Dr. Brown's research is focused on developing new therapies for childhood leukemia. Leukemia (cancer of the blood-forming cells in the bone marrow) is the most common form of cancer in children. While great improvements have been made in the rates of cure for children with leukemia overall, certain types of childhood leukemia continue to have very low cure rates with the best known treatments, and new treatments are clearly needed for these children. Furthermore, the standard treatments for childhood leukemia (intensive chemotherapy and, in some cases, bone marrow transplantation) can cause significant, and not uncommonly debilitating, acute and late complications. New treatments that are just as effective against the leukemia, but less toxic to the patient, could vastly improve the outlook for this disease. Recent advances in cancer research have enabled the discovery of genetic changes (mutations) which cause certain types of cancer, and subsequently to drugs which can target these mutated genetic pathways. These targeted drugs have the potential to be more effective and less toxic than the standard treatments.
Dr. Brown's lab has found that a gene called FLT3 (which was initially discovered by Dr. Brown's mentor, Dr. Don Small) is particularly important in the types of childhood leukemia with low cure rates. Several FLT3-targeted drugs (inhibitors) are being developed. Since leukemia is not caused by a single mutation, but rather by several mutations occurring together in the same cells, combinations of drugs are needed. Dr. Brown's lab has identified promising combinations of standard chemotherapy drugs and FLT3 inhibitors that can work together to more effectively kill leukemia cells. Based on this work, Dr. Brown, a member of the Johns Hopkins Kimmel Cancer Center, is now leading the first clinical trials of a FLT3 inhibitor combined with chemotherapy in children with leukemia through the Children's Oncology Group international network. In conjunction with these clinical trials, Dr. Brown's lab is performing further experiments in the laboratory to help optimize dosing, to develop a test that can be used to predict which patients are most likely to benefit from the new drugs, and to determine how leukemia cells are able to survive despite treatment.

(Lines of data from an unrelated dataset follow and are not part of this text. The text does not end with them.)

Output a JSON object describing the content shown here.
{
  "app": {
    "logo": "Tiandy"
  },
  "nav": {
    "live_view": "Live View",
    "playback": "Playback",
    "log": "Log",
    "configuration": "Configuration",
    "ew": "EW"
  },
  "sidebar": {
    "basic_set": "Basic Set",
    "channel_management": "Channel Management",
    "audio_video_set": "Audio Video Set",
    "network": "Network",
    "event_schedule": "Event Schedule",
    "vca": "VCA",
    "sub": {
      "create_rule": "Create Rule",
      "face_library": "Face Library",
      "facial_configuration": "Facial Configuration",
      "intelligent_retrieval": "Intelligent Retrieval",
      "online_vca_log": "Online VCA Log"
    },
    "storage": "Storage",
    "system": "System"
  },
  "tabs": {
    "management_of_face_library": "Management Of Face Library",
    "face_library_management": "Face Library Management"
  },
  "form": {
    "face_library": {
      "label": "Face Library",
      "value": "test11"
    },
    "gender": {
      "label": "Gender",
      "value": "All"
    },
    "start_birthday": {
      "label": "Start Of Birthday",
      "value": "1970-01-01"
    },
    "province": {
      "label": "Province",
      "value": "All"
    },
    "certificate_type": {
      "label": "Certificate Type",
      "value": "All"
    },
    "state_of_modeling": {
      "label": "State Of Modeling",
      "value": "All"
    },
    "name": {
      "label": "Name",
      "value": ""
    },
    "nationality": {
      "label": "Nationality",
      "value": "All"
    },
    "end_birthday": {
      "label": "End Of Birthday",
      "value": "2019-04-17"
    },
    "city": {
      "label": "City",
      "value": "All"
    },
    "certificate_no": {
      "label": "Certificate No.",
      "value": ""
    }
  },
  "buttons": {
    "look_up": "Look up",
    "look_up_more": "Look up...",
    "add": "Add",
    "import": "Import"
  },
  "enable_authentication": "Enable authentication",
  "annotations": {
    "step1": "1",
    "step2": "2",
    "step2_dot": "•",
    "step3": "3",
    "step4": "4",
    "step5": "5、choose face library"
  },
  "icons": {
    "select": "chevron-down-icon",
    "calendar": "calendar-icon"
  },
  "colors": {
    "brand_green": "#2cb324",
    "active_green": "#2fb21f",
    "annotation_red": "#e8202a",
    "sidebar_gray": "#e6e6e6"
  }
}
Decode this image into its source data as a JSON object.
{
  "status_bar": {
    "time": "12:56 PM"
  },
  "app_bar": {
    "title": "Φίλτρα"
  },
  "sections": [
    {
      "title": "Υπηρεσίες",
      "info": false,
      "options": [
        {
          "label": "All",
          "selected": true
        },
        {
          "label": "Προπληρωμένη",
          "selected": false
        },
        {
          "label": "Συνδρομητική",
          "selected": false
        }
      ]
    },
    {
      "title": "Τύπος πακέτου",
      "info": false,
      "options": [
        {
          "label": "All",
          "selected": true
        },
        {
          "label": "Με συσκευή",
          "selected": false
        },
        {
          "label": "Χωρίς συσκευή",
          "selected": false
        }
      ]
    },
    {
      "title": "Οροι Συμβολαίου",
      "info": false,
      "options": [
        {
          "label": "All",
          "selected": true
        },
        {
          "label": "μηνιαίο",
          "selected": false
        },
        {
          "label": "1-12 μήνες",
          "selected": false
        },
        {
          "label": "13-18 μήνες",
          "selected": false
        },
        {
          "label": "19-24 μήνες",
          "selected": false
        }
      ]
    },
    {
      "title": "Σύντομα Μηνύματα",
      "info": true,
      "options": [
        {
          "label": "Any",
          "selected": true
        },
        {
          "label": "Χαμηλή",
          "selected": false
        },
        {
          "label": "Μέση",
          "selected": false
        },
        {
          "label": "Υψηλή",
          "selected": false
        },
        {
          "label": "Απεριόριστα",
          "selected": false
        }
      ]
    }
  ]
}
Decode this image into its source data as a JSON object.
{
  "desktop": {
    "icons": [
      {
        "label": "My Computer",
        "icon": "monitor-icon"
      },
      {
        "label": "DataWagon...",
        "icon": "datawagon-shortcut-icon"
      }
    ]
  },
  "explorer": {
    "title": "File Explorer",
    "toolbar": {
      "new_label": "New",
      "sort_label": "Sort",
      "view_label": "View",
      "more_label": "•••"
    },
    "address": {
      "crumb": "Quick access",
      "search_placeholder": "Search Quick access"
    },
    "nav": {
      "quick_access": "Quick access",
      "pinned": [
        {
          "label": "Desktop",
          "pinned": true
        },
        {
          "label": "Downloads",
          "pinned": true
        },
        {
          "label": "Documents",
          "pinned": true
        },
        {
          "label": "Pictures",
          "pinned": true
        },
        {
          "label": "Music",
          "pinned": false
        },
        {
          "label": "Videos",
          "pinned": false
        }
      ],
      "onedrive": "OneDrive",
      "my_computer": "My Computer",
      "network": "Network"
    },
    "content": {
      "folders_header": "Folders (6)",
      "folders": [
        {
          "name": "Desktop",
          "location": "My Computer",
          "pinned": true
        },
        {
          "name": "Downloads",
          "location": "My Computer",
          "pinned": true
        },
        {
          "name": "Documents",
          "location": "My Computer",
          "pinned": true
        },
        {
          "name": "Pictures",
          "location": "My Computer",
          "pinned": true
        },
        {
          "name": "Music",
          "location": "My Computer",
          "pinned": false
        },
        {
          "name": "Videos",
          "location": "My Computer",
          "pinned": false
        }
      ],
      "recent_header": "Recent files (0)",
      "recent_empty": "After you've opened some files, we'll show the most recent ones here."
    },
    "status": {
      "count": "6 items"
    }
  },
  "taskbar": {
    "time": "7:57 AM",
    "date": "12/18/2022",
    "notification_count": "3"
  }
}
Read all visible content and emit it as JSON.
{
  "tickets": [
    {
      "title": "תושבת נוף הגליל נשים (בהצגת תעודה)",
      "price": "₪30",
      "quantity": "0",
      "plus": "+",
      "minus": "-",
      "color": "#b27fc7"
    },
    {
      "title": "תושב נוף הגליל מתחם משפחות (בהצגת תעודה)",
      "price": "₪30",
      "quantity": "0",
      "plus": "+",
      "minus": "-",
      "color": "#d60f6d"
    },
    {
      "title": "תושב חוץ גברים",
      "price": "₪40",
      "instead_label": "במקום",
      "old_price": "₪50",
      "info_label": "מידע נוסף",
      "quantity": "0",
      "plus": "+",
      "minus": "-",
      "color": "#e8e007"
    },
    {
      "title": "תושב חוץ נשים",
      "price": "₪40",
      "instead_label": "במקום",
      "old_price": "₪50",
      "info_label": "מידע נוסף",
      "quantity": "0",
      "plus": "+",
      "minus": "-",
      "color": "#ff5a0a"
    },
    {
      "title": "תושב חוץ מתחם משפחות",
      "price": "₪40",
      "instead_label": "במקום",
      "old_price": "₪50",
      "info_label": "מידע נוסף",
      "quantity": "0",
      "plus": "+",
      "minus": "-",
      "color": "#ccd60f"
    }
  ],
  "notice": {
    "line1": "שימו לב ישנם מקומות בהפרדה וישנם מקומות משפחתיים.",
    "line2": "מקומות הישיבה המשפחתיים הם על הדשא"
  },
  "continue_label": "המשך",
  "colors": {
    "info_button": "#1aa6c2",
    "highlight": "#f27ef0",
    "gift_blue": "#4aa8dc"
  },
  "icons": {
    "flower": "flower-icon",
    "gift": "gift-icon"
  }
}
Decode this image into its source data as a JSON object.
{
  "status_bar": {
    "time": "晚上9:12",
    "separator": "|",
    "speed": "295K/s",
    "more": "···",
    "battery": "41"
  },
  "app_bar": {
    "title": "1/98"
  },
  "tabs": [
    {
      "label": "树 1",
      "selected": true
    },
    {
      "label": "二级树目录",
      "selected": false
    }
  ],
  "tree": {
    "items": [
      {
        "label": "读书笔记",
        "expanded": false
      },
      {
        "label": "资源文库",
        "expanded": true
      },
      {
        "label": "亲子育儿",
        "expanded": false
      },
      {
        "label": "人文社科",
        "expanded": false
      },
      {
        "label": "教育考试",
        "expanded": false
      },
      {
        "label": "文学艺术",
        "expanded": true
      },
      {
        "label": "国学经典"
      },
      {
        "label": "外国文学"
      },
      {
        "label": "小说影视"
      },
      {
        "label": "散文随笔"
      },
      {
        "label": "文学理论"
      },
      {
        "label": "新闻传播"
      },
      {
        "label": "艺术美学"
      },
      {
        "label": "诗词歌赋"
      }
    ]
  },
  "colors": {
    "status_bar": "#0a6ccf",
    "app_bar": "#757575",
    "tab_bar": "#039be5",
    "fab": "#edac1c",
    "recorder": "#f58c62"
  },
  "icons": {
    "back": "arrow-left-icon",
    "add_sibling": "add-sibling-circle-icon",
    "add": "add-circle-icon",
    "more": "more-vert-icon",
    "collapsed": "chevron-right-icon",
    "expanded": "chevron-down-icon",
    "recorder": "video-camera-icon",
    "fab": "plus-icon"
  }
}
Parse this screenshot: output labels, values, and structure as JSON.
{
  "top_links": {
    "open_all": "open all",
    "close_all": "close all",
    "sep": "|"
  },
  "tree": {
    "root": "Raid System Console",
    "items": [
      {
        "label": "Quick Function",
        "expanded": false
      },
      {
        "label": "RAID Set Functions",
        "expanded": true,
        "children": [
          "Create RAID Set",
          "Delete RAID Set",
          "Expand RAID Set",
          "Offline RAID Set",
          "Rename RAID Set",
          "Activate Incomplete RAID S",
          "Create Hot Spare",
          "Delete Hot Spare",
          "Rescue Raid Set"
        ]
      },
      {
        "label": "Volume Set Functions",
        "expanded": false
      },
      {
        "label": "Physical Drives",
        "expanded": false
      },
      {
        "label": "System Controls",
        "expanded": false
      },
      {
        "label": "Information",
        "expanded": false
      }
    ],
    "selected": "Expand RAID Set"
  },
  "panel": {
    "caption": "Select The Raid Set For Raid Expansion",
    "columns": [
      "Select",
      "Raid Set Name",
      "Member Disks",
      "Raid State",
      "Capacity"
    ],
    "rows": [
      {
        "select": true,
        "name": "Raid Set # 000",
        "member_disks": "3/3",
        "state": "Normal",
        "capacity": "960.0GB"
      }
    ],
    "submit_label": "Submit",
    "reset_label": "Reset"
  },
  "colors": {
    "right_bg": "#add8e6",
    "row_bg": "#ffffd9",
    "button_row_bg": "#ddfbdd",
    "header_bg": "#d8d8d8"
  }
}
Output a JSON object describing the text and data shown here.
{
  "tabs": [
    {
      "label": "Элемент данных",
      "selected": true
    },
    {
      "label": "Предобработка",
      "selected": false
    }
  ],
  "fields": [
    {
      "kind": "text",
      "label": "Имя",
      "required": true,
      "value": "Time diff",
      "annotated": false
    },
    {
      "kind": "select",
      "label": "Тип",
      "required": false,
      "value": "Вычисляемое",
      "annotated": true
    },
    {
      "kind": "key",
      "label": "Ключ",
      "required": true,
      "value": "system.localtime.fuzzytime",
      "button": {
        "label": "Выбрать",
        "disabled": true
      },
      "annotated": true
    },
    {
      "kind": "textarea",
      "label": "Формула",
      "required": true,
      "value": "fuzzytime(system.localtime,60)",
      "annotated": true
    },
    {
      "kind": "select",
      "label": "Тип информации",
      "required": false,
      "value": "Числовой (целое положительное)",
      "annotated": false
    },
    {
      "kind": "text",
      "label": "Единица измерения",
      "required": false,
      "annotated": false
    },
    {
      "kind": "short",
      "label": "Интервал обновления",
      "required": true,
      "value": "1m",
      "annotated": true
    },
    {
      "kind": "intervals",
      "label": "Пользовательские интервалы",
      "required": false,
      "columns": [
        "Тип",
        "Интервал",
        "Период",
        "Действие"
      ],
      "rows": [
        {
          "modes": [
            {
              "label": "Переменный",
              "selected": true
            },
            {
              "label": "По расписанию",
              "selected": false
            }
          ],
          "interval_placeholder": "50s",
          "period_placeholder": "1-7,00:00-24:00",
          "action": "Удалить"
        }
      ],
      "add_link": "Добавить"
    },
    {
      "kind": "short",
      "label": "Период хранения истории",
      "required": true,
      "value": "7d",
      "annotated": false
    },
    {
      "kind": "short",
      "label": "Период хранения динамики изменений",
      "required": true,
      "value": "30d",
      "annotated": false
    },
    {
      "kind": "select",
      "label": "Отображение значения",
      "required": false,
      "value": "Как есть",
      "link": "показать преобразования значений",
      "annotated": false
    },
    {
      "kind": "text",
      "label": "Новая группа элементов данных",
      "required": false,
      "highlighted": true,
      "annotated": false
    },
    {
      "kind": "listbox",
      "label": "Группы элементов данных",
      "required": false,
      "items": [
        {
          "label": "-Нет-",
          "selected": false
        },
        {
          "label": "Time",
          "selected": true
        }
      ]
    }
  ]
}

Hopefully, these efforts will result in significant improvements in the cure rates for these children.
Dr. Brown's lab continues to investigate other ways to improve the treatment of childhood leukemia by developing therapies that can overcome resistance to chemotherapy, and, unlike chemotherapy, are selectively targeted to the mutations that cause leukemia. The success of these efforts depends in large part on the amazing work being done by our colleagues and collaborators here at Hopkins and elsewhere, and by our post-doctoral fellows and technicians who have joined the lab and bring new ideas, energy and a willingness to do the hard work that makes such advances possible.